I first read Lolita when I was seventeen years old and was enraptured by its beautiful prose and mélange of tragic and comic elements. Re-reading Lolita now as a “femme d’une certain age,” I am also struck by the novel’s nonjudgmental depiction of the erosion of family values. And while Nabokov has repeatedly stated that he had “neither the intent nor the temperament of a moral or social satirist,” despite his protestations, his novel still projects a subtle pro-family orientation.
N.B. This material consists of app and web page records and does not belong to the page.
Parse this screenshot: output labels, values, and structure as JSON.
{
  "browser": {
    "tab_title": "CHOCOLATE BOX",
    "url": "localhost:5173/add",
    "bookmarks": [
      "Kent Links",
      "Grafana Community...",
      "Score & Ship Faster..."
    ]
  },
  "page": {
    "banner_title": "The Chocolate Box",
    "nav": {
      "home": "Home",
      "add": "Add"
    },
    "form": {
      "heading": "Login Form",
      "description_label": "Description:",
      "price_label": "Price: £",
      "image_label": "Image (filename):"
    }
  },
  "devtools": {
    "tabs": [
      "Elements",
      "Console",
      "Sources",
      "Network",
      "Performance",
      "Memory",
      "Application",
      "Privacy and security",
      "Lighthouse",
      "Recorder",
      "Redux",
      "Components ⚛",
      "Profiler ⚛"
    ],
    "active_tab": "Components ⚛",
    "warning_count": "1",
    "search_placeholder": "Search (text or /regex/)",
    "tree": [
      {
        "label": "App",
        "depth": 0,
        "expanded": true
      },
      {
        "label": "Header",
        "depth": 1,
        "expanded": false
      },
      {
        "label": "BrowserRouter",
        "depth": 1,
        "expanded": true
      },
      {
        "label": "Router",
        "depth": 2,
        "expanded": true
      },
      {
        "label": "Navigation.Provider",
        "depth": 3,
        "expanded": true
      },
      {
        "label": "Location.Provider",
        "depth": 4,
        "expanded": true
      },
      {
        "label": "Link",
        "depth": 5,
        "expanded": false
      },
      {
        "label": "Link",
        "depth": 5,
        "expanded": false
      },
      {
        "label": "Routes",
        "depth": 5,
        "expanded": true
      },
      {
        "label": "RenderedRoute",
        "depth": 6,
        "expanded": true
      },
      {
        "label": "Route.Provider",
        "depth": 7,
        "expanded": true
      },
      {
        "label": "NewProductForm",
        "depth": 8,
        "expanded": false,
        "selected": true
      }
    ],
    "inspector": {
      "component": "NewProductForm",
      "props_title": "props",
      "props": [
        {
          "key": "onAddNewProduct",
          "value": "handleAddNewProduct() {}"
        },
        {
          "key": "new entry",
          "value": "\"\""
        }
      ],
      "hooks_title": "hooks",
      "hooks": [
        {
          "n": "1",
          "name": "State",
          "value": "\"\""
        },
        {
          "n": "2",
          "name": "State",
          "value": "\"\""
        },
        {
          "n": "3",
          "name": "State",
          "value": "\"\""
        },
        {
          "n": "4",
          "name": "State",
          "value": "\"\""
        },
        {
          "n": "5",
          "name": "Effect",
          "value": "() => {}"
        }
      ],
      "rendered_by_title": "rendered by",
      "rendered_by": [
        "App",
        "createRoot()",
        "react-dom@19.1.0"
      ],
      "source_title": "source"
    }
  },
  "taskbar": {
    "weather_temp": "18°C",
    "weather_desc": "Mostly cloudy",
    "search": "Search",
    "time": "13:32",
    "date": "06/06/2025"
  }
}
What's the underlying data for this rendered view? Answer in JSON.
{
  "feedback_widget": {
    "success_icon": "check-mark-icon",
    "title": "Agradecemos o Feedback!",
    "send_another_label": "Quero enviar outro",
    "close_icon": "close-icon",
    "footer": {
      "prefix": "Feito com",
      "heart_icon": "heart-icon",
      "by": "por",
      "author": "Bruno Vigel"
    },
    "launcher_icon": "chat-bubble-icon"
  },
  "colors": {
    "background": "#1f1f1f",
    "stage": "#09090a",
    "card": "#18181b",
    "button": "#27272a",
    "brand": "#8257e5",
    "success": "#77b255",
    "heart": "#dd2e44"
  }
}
Charlotte Haze is paradoxically one of the vessels of this message. Widowed for several years, she desperately wanted to remarry so that she would both regain the social status of a wife and also provide her daughter with a father figure. Unfortunately, her infatuation with Humbert’s European pedigree and her own need for romantic affirmation blinded her to his true intentions. Consequently, she not only marries him within weeks of their first meeting, but also decides to send Dolores to boarding school so that she could be alone with him.
Charlotte was also responsible for introducing Dolores to Clare Quilty, the man who facilitates her escape from Humbert, but later expels her from his home when she refuses to participate in a pornographic movie. Charlotte is not an evil person, just a careless, selfish one. While her actions precipitated disastrous consequences, her original intentions were pure.
The title character’s post-Humbert afterlife is also indicative of a pro-family agenda. In the last part of the novel, Dolores now seventeen, married, and pregnant sends Humbert a letter asking for money stating that she has “gone through much sadness and hardship.” When Humbert arrives at her modest home, he is greeted by a be-speckled, exceedingly pregnant woman, a faded version of the girl she used to be. And while her husband Dick seems kind, her diminished socio-economic status is glaringly obvious.
Yet Dolores still projects an aura of hopefulness and exhibits no lingering bitterness towards either Humbert or Quilty. When Humbert asks her to run away with him, she declines, but also attempts to comfort him, intimating that he was still a pretty good father. She accepts the rental income from her mother’s house, not as restitution, but as a gift saying, “I’m sorry I cheated so much, but that’s just the way things are.”
Not surprisingly, Nabokov has commented that he had repeatedly thought of “burning Humbert Humbert’s little black diary.” The canon of 20th century American literature is embarrassingly richer for his having changed his mind. As Nabokov once said of his infamous nymphet, “I find Lolita to be a delightful presence now that it quietly hangs about the house like a summer day which one knows to be bright behind the haze.” And six decades later, we, his gentle readers, are still basking in its sunlight.